Excerpts from an interface dataset
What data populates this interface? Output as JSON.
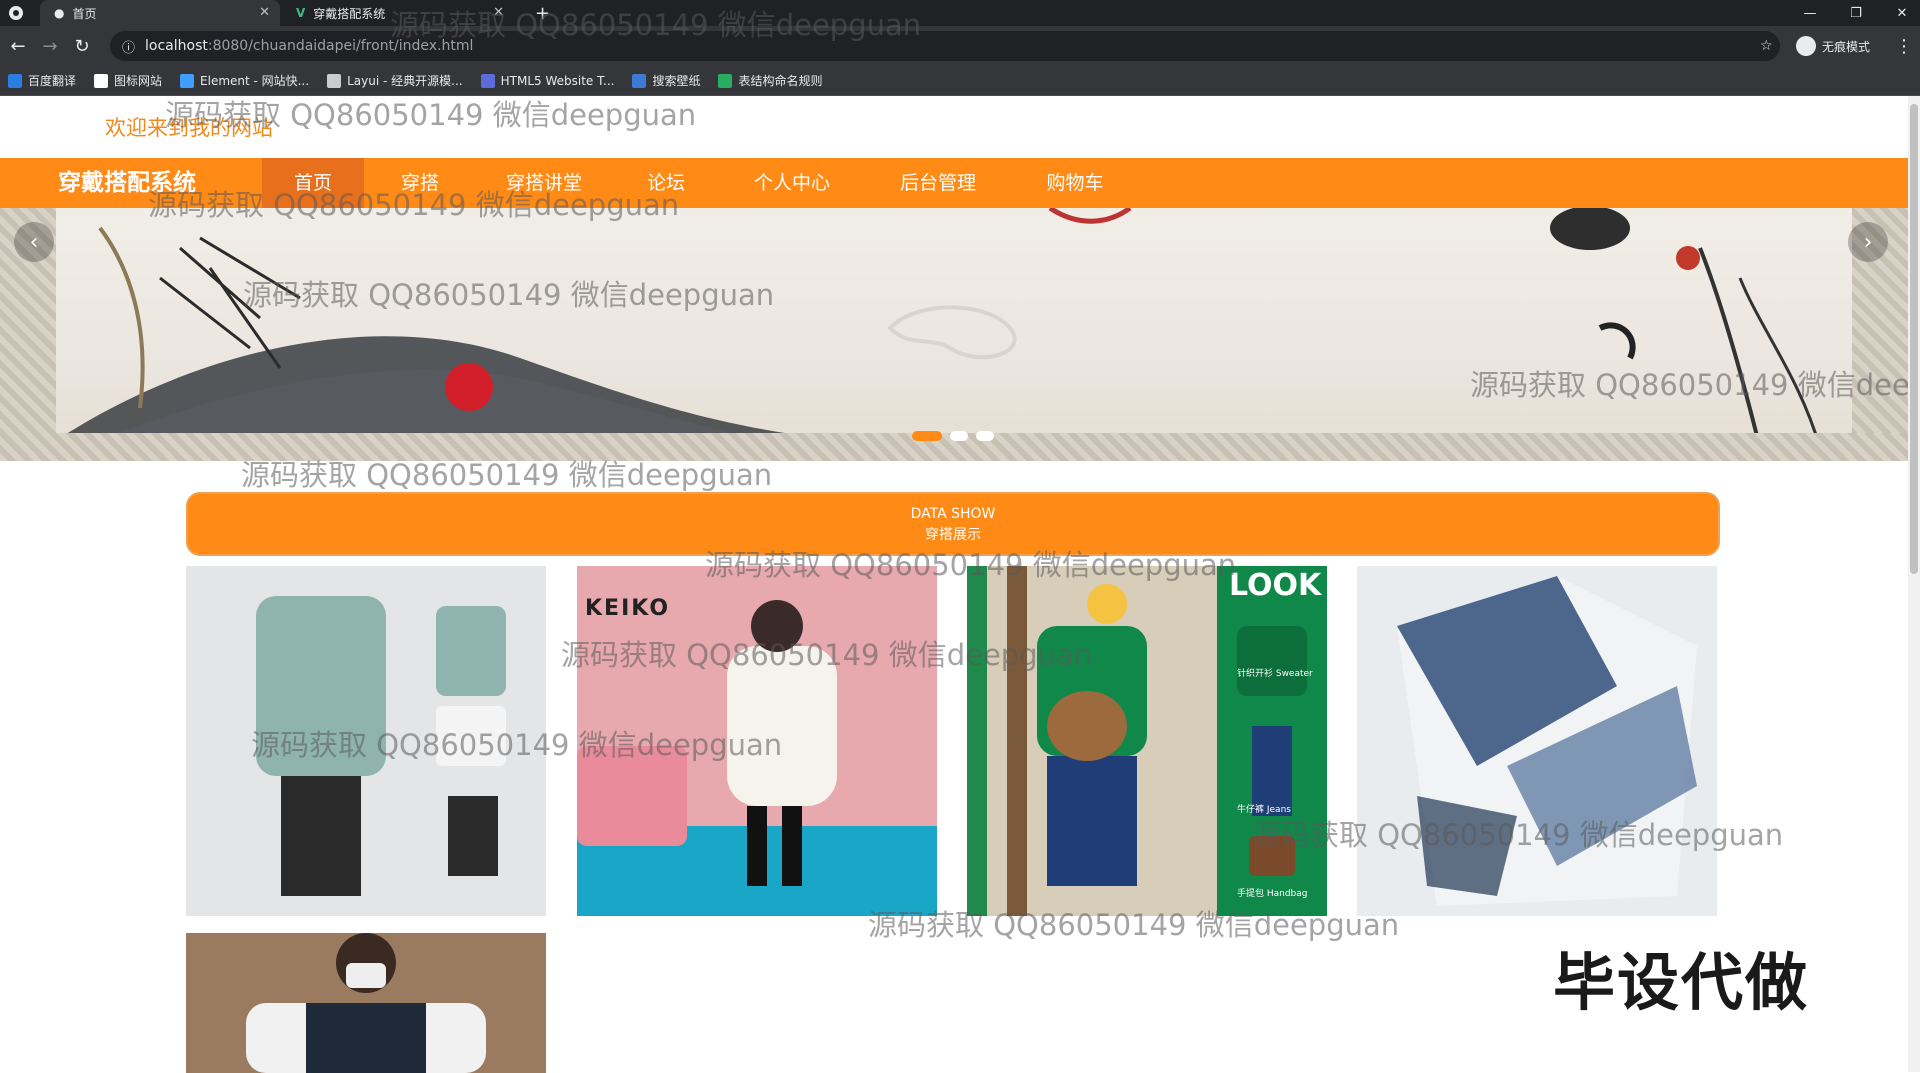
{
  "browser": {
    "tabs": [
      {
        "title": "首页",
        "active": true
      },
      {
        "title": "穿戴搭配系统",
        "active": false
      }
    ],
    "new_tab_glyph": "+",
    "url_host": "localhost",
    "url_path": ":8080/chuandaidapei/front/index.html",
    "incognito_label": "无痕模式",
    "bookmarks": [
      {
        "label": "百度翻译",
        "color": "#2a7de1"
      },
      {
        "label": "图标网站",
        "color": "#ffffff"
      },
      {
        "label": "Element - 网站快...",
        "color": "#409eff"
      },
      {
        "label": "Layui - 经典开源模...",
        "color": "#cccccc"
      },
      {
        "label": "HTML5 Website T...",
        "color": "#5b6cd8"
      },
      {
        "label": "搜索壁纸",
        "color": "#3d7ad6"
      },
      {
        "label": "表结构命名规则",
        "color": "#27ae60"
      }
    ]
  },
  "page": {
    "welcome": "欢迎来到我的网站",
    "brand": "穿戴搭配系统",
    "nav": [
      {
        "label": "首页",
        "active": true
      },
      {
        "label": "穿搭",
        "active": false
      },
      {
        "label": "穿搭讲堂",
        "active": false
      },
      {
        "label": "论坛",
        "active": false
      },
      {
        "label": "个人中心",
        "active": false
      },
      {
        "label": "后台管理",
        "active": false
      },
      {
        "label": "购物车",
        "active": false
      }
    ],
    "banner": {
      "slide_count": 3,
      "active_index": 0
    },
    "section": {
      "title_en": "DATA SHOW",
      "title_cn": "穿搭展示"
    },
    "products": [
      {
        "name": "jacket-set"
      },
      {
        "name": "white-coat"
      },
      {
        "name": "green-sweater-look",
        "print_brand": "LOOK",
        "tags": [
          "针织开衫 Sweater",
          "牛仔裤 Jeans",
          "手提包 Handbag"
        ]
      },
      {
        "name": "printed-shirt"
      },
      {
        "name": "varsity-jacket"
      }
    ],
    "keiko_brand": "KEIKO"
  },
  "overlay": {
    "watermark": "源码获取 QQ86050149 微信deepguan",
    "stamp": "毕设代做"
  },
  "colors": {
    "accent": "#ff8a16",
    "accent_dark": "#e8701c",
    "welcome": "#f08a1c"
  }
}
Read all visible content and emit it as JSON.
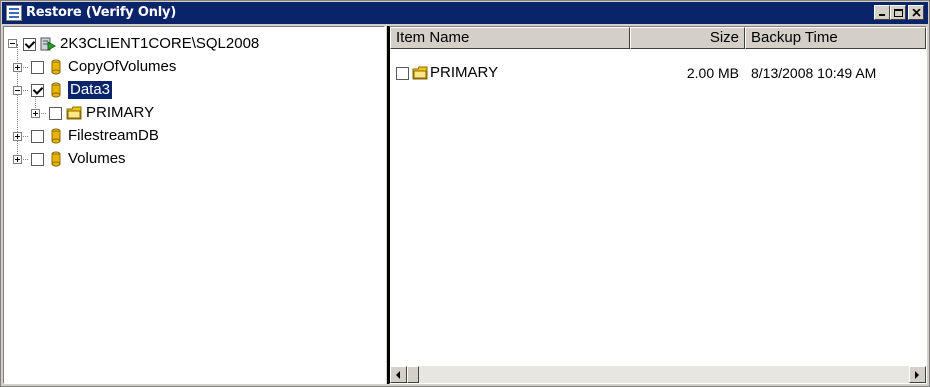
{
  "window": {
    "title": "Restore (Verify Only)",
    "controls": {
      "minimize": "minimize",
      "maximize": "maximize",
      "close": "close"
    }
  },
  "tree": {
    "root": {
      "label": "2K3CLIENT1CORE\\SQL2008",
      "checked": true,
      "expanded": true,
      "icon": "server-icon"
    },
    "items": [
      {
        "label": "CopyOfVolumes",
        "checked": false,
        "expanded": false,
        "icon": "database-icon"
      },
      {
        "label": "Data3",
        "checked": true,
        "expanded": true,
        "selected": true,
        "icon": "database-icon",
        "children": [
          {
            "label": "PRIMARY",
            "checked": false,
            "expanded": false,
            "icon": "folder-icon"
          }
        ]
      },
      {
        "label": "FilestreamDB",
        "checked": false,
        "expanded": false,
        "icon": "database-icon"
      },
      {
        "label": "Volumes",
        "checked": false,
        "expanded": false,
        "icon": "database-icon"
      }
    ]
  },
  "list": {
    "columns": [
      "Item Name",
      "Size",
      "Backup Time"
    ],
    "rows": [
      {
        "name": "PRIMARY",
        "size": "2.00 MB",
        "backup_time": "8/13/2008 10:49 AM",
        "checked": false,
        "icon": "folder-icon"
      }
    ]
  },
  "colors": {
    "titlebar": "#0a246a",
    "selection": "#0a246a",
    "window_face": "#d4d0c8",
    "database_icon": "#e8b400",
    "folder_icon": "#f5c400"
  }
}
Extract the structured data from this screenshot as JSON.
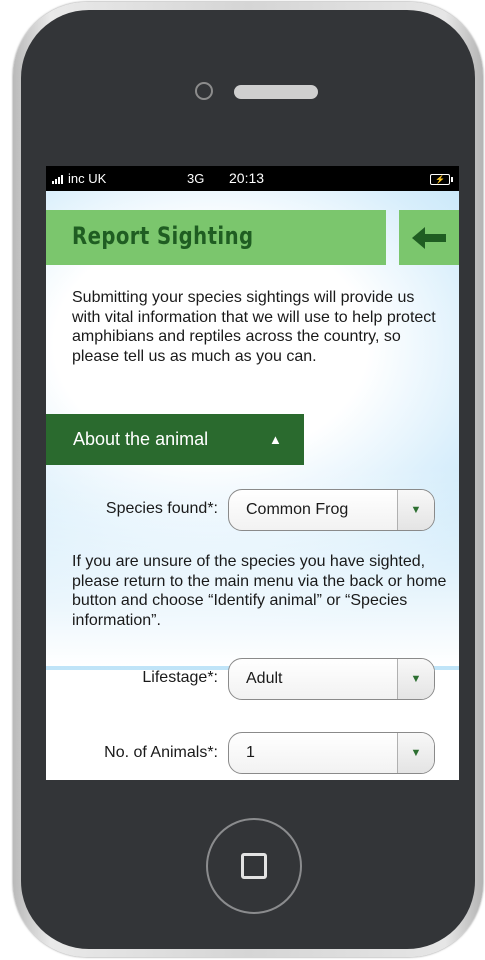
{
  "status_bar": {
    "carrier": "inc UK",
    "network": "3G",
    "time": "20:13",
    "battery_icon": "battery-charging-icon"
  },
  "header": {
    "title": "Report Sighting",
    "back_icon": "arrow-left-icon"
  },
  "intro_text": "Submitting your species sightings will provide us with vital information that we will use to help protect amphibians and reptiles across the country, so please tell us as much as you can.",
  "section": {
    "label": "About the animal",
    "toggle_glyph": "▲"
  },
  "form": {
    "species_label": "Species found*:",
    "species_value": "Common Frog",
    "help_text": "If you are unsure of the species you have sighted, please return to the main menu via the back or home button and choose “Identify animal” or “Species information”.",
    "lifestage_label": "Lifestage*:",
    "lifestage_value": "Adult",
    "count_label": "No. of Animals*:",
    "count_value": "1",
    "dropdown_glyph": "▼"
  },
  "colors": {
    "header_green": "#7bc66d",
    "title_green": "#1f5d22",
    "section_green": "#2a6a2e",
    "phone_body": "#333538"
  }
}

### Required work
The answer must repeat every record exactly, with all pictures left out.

### Exercise solution
What data populates this interface? Output as JSON.
{
  "browser": {
    "tabs": [
      {
        "title": "首页",
        "active": true
      },
      {
        "title": "穿戴搭配系统",
        "active": false
      }
    ],
    "new_tab_glyph": "+",
    "url_host": "localhost",
    "url_path": ":8080/chuandaidapei/front/index.html",
    "incognito_label": "无痕模式",
    "bookmarks": [
      {
        "label": "百度翻译",
        "color": "#2a7de1"
      },
      {
        "label": "图标网站",
        "color": "#ffffff"
      },
      {
        "label": "Element - 网站快...",
        "color": "#409eff"
      },
      {
        "label": "Layui - 经典开源模...",
        "color": "#cccccc"
      },
      {
        "label": "HTML5 Website T...",
        "color": "#5b6cd8"
      },
      {
        "label": "搜索壁纸",
        "color": "#3d7ad6"
      },
      {
        "label": "表结构命名规则",
        "color": "#27ae60"
      }
    ]
  },
  "page": {
    "welcome": "欢迎来到我的网站",
    "brand": "穿戴搭配系统",
    "nav": [
      {
        "label": "首页",
        "active": true
      },
      {
        "label": "穿搭",
        "active": false
      },
      {
        "label": "穿搭讲堂",
        "active": false
      },
      {
        "label": "论坛",
        "active": false
      },
      {
        "label": "个人中心",
        "active": false
      },
      {
        "label": "后台管理",
        "active": false
      },
      {
        "label": "购物车",
        "active": false
      }
    ],
    "banner": {
      "slide_count": 3,
      "active_index": 0
    },
    "section": {
      "title_en": "DATA SHOW",
      "title_cn": "穿搭展示"
    },
    "products": [
      {
        "name": "jacket-set"
      },
      {
        "name": "white-coat"
      },
      {
        "name": "green-sweater-look",
        "print_brand": "LOOK",
        "tags": [
          "针织开衫 Sweater",
          "牛仔裤 Jeans",
          "手提包 Handbag"
        ]
      },
      {
        "name": "printed-shirt"
      },
      {
        "name": "varsity-jacket"
      }
    ],
    "keiko_brand": "KEIKO"
  },
  "overlay": {
    "watermark": "源码获取 QQ86050149 微信deepguan",
    "stamp": "毕设代做"
  },
  "colors": {
    "accent": "#ff8a16",
    "accent_dark": "#e8701c",
    "welcome": "#f08a1c"
  }
}
Read all visible content and emit it as JSON.
{
  "window": {
    "title": "Restore (Verify Only)",
    "controls": {
      "minimize": "minimize",
      "maximize": "maximize",
      "close": "close"
    }
  },
  "tree": {
    "root": {
      "label": "2K3CLIENT1CORE\\SQL2008",
      "checked": true,
      "expanded": true,
      "icon": "server-icon"
    },
    "items": [
      {
        "label": "CopyOfVolumes",
        "checked": false,
        "expanded": false,
        "icon": "database-icon"
      },
      {
        "label": "Data3",
        "checked": true,
        "expanded": true,
        "selected": true,
        "icon": "database-icon",
        "children": [
          {
            "label": "PRIMARY",
            "checked": false,
            "expanded": false,
            "icon": "folder-icon"
          }
        ]
      },
      {
        "label": "FilestreamDB",
        "checked": false,
        "expanded": false,
        "icon": "database-icon"
      },
      {
        "label": "Volumes",
        "checked": false,
        "expanded": false,
        "icon": "database-icon"
      }
    ]
  },
  "list": {
    "columns": [
      "Item Name",
      "Size",
      "Backup Time"
    ],
    "rows": [
      {
        "name": "PRIMARY",
        "size": "2.00 MB",
        "backup_time": "8/13/2008 10:49 AM",
        "checked": false,
        "icon": "folder-icon"
      }
    ]
  },
  "colors": {
    "titlebar": "#0a246a",
    "selection": "#0a246a",
    "window_face": "#d4d0c8",
    "database_icon": "#e8b400",
    "folder_icon": "#f5c400"
  }
}
Extract the structured data from this screenshot as JSON.
{
  "status_bar": {
    "carrier": "inc UK",
    "network": "3G",
    "time": "20:13",
    "battery_icon": "battery-charging-icon"
  },
  "header": {
    "title": "Report Sighting",
    "back_icon": "arrow-left-icon"
  },
  "intro_text": "Submitting your species sightings will provide us with vital information that we will use to help protect amphibians and reptiles across the country, so please tell us as much as you can.",
  "section": {
    "label": "About the animal",
    "toggle_glyph": "▲"
  },
  "form": {
    "species_label": "Species found*:",
    "species_value": "Common Frog",
    "help_text": "If you are unsure of the species you have sighted, please return to the main menu via the back or home button and choose “Identify animal” or “Species information”.",
    "lifestage_label": "Lifestage*:",
    "lifestage_value": "Adult",
    "count_label": "No. of Animals*:",
    "count_value": "1",
    "dropdown_glyph": "▼"
  },
  "colors": {
    "header_green": "#7bc66d",
    "title_green": "#1f5d22",
    "section_green": "#2a6a2e",
    "phone_body": "#333538"
  }
}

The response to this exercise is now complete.